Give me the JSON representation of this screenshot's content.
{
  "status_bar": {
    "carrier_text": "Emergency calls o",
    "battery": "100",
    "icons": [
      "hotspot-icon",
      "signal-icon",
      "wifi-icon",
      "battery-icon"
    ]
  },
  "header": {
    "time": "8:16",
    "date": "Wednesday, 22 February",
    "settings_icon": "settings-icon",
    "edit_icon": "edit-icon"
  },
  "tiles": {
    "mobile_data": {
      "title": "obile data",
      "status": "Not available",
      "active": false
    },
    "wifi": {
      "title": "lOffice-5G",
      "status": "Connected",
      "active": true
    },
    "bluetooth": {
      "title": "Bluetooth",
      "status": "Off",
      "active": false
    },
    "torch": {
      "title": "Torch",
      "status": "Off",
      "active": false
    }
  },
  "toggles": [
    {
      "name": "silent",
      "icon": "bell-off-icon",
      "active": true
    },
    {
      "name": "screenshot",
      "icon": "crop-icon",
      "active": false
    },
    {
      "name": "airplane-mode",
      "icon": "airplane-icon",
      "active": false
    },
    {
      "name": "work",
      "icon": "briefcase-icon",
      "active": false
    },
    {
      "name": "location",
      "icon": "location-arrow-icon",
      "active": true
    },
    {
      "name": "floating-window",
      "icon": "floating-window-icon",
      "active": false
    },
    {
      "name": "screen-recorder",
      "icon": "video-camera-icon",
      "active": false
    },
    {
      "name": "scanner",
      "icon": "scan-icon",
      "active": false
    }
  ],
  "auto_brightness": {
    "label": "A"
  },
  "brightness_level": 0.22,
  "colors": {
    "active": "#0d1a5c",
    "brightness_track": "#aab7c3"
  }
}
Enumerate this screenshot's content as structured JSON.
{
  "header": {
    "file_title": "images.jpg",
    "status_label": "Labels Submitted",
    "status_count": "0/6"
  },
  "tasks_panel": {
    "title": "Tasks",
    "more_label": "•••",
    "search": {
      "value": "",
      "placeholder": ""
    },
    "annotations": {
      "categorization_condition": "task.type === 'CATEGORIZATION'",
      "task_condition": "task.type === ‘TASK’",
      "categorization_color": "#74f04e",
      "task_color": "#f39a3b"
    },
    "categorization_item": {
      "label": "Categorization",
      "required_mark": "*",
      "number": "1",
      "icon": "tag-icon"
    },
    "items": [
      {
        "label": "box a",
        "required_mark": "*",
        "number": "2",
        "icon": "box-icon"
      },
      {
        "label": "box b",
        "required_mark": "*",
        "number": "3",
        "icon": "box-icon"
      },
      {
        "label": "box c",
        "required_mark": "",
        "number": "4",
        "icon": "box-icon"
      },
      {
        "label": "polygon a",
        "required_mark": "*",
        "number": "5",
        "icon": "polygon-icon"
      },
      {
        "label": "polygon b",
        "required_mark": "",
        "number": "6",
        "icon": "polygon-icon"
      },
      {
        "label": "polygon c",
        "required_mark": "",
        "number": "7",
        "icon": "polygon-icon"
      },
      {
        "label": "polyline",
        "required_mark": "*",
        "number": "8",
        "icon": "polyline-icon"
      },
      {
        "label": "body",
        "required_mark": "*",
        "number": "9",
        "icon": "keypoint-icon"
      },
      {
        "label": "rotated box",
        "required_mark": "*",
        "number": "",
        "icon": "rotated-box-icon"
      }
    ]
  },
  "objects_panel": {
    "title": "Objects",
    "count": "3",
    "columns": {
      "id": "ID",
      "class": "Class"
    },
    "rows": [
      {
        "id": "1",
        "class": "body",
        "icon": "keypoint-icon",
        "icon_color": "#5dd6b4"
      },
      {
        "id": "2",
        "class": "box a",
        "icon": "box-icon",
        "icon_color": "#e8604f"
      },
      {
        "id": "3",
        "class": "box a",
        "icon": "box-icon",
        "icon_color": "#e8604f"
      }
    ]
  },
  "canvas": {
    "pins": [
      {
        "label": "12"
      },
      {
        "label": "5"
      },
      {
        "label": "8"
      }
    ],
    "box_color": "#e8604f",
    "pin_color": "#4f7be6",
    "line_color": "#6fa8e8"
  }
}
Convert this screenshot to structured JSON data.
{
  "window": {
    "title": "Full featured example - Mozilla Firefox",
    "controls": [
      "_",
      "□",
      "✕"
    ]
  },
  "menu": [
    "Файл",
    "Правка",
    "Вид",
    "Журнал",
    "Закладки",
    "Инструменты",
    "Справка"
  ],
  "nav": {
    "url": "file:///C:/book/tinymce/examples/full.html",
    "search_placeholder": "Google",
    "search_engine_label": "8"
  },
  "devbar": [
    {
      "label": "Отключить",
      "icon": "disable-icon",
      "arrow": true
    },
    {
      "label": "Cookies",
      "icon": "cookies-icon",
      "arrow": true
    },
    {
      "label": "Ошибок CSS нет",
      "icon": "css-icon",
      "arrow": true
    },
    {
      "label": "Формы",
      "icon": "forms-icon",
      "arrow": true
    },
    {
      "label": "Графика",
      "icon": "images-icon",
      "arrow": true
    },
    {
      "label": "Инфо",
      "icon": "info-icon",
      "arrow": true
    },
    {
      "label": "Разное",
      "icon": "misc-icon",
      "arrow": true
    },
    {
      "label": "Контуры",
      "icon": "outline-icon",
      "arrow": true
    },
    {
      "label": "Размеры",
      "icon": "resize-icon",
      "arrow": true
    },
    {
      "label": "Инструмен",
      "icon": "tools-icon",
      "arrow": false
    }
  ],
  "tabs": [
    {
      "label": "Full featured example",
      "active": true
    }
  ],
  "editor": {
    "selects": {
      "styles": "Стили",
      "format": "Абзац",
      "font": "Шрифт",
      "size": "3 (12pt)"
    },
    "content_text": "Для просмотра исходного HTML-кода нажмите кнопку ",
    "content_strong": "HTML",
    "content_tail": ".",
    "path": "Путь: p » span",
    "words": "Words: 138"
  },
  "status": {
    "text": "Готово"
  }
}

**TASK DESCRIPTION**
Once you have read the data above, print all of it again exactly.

**OUTPUT FOR THIS TASK**
Give me the JSON representation of this screenshot's content.
{
  "status_bar": {
    "carrier_text": "Emergency calls o",
    "battery": "100",
    "icons": [
      "hotspot-icon",
      "signal-icon",
      "wifi-icon",
      "battery-icon"
    ]
  },
  "header": {
    "time": "8:16",
    "date": "Wednesday, 22 February",
    "settings_icon": "settings-icon",
    "edit_icon": "edit-icon"
  },
  "tiles": {
    "mobile_data": {
      "title": "obile data",
      "status": "Not available",
      "active": false
    },
    "wifi": {
      "title": "lOffice-5G",
      "status": "Connected",
      "active": true
    },
    "bluetooth": {
      "title": "Bluetooth",
      "status": "Off",
      "active": false
    },
    "torch": {
      "title": "Torch",
      "status": "Off",
      "active": false
    }
  },
  "toggles": [
    {
      "name": "silent",
      "icon": "bell-off-icon",
      "active": true
    },
    {
      "name": "screenshot",
      "icon": "crop-icon",
      "active": false
    },
    {
      "name": "airplane-mode",
      "icon": "airplane-icon",
      "active": false
    },
    {
      "name": "work",
      "icon": "briefcase-icon",
      "active": false
    },
    {
      "name": "location",
      "icon": "location-arrow-icon",
      "active": true
    },
    {
      "name": "floating-window",
      "icon": "floating-window-icon",
      "active": false
    },
    {
      "name": "screen-recorder",
      "icon": "video-camera-icon",
      "active": false
    },
    {
      "name": "scanner",
      "icon": "scan-icon",
      "active": false
    }
  ],
  "auto_brightness": {
    "label": "A"
  },
  "brightness_level": 0.22,
  "colors": {
    "active": "#0d1a5c",
    "brightness_track": "#aab7c3"
  }
}
Enumerate this screenshot's content as structured JSON.
{
  "header": {
    "file_title": "images.jpg",
    "status_label": "Labels Submitted",
    "status_count": "0/6"
  },
  "tasks_panel": {
    "title": "Tasks",
    "more_label": "•••",
    "search": {
      "value": "",
      "placeholder": ""
    },
    "annotations": {
      "categorization_condition": "task.type === 'CATEGORIZATION'",
      "task_condition": "task.type === ‘TASK’",
      "categorization_color": "#74f04e",
      "task_color": "#f39a3b"
    },
    "categorization_item": {
      "label": "Categorization",
      "required_mark": "*",
      "number": "1",
      "icon": "tag-icon"
    },
    "items": [
      {
        "label": "box a",
        "required_mark": "*",
        "number": "2",
        "icon": "box-icon"
      },
      {
        "label": "box b",
        "required_mark": "*",
        "number": "3",
        "icon": "box-icon"
      },
      {
        "label": "box c",
        "required_mark": "",
        "number": "4",
        "icon": "box-icon"
      },
      {
        "label": "polygon a",
        "required_mark": "*",
        "number": "5",
        "icon": "polygon-icon"
      },
      {
        "label": "polygon b",
        "required_mark": "",
        "number": "6",
        "icon": "polygon-icon"
      },
      {
        "label": "polygon c",
        "required_mark": "",
        "number": "7",
        "icon": "polygon-icon"
      },
      {
        "label": "polyline",
        "required_mark": "*",
        "number": "8",
        "icon": "polyline-icon"
      },
      {
        "label": "body",
        "required_mark": "*",
        "number": "9",
        "icon": "keypoint-icon"
      },
      {
        "label": "rotated box",
        "required_mark": "*",
        "number": "",
        "icon": "rotated-box-icon"
      }
    ]
  },
  "objects_panel": {
    "title": "Objects",
    "count": "3",
    "columns": {
      "id": "ID",
      "class": "Class"
    },
    "rows": [
      {
        "id": "1",
        "class": "body",
        "icon": "keypoint-icon",
        "icon_color": "#5dd6b4"
      },
      {
        "id": "2",
        "class": "box a",
        "icon": "box-icon",
        "icon_color": "#e8604f"
      },
      {
        "id": "3",
        "class": "box a",
        "icon": "box-icon",
        "icon_color": "#e8604f"
      }
    ]
  },
  "canvas": {
    "pins": [
      {
        "label": "12"
      },
      {
        "label": "5"
      },
      {
        "label": "8"
      }
    ],
    "box_color": "#e8604f",
    "pin_color": "#4f7be6",
    "line_color": "#6fa8e8"
  }
}
Convert this screenshot to structured JSON data.
{
  "window": {
    "title": "Full featured example - Mozilla Firefox",
    "controls": [
      "_",
      "□",
      "✕"
    ]
  },
  "menu": [
    "Файл",
    "Правка",
    "Вид",
    "Журнал",
    "Закладки",
    "Инструменты",
    "Справка"
  ],
  "nav": {
    "url": "file:///C:/book/tinymce/examples/full.html",
    "search_placeholder": "Google",
    "search_engine_label": "8"
  },
  "devbar": [
    {
      "label": "Отключить",
      "icon": "disable-icon",
      "arrow": true
    },
    {
      "label": "Cookies",
      "icon": "cookies-icon",
      "arrow": true
    },
    {
      "label": "Ошибок CSS нет",
      "icon": "css-icon",
      "arrow": true
    },
    {
      "label": "Формы",
      "icon": "forms-icon",
      "arrow": true
    },
    {
      "label": "Графика",
      "icon": "images-icon",
      "arrow": true
    },
    {
      "label": "Инфо",
      "icon": "info-icon",
      "arrow": true
    },
    {
      "label": "Разное",
      "icon": "misc-icon",
      "arrow": true
    },
    {
      "label": "Контуры",
      "icon": "outline-icon",
      "arrow": true
    },
    {
      "label": "Размеры",
      "icon": "resize-icon",
      "arrow": true
    },
    {
      "label": "Инструмен",
      "icon": "tools-icon",
      "arrow": false
    }
  ],
  "tabs": [
    {
      "label": "Full featured example",
      "active": true
    }
  ],
  "editor": {
    "selects": {
      "styles": "Стили",
      "format": "Абзац",
      "font": "Шрифт",
      "size": "3 (12pt)"
    },
    "content_text": "Для просмотра исходного HTML-кода нажмите кнопку ",
    "content_strong": "HTML",
    "content_tail": ".",
    "path": "Путь: p » span",
    "words": "Words: 138"
  },
  "status": {
    "text": "Готово"
  }
}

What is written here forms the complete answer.